(There is the sharp report of a pistol from the left ground floor of the house where Ezra Mannon’s study is. Lavinia gives a shuddering gasp, turns back to the steps, starts to go up them, stops again and stammers shakenly) It is justice! It is your justice, Father! (Orin’s voice is heard calling from the sitting-room at right “What’s that”! A door slams. Then Orin’s horrified cry comes from the study as he finds his mother’s body, and a moment later he rushes out frantically to Lavinia.)

Orin — Vinnie! (He grabs her arm and stammers distractedly) Mother — shot herself — Father’s pistol — get a doctor —(then with hopeless anguish) No — it’s too late — she’s dead! (then wildly) Why — why did she, Vinnie? (with tortured self-accusation) I drove her to it! I wanted to torture her! She couldn’t forgive me! Why did I have to boast about killing him? Why —?

Lavinia —(frightenedly, puts her hand over his mouth) Be quiet!

Orin —(tears her hand away — violently) Why didn’t I let her believe burglars killed him?

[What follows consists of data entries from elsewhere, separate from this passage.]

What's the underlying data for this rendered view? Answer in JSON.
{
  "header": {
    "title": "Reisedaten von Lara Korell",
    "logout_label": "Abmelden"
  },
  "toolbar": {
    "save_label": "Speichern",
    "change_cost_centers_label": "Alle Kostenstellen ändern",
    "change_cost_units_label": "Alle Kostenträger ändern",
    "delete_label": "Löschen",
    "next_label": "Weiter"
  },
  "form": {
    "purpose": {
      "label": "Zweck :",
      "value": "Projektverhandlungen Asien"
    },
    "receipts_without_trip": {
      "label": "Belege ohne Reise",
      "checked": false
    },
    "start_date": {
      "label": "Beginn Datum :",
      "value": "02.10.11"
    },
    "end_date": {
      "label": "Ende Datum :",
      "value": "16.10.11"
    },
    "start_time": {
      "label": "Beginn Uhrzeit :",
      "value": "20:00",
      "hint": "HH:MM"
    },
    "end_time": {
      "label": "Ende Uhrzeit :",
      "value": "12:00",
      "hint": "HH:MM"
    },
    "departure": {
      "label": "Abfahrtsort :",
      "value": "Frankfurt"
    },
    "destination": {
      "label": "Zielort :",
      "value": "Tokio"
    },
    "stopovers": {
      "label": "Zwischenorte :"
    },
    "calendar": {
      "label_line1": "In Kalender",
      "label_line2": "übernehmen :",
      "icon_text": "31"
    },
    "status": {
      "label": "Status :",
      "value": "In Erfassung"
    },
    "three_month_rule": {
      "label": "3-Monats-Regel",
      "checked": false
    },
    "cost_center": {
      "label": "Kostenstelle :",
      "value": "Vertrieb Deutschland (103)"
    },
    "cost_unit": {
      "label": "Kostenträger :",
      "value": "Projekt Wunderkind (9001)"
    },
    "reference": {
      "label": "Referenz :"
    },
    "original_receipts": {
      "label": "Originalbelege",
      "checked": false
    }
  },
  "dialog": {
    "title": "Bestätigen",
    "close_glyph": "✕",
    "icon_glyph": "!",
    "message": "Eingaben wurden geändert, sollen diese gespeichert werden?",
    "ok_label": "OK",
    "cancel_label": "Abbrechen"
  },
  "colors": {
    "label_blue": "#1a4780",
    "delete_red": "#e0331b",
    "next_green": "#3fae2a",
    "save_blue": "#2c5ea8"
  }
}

She wouldn’t have hated me then! She would have forgotten him! She would have turned to me! (in a final frenzy of self-denunciation) I murdered her!

Lavinia —(grabbing him by the shoulders) For God’s sake, will you be quiet?

Orin —(frantically — trying to break away from her) Let me go! I’ve got to find her! I’ve got to make her forgive me! I—! (He suddenly breaks down and weeps in hysterical anguish. Lavinia. puts her arm around him soothingly. He sobs despairingly.) But she’s dead — She’s gone — how can I ever get her to forgive me now?

Lavinia —(soothingly) Ssshh! Ssshh! You have me, haven’t you? I love you. I’ll help you to forget. (He turns to go back into the house, still sobbing helplessly. Seth’s voice comes from the drive, right, close at hand:

“She’s far across the stormy water

Way-ay, I’m bound away —”

He enters right, front. Lavinia turns to face him.)

Seth —(approaching) Say, Vinnie, did you hear a shot —?

Lavinia —(sharply) I want you to go for Doctor Blake. Tell him Mother has killed herself in a fit of insane grief over Father’s death. (then as he stares, dumbfounded and wondering, but keeping his face expressionless — more sharply) Will you remember to tell him that?

Seth —(slowly) Ayeh. I’ll tell him, Vinnie — anything you say. (His face set grimly, he goes off, right front. Lavinia turns and, stiffly erect, her face stern and mask-like, follows Orin into the house.)


Last updated Sunday, March 27, 2016 at 11:59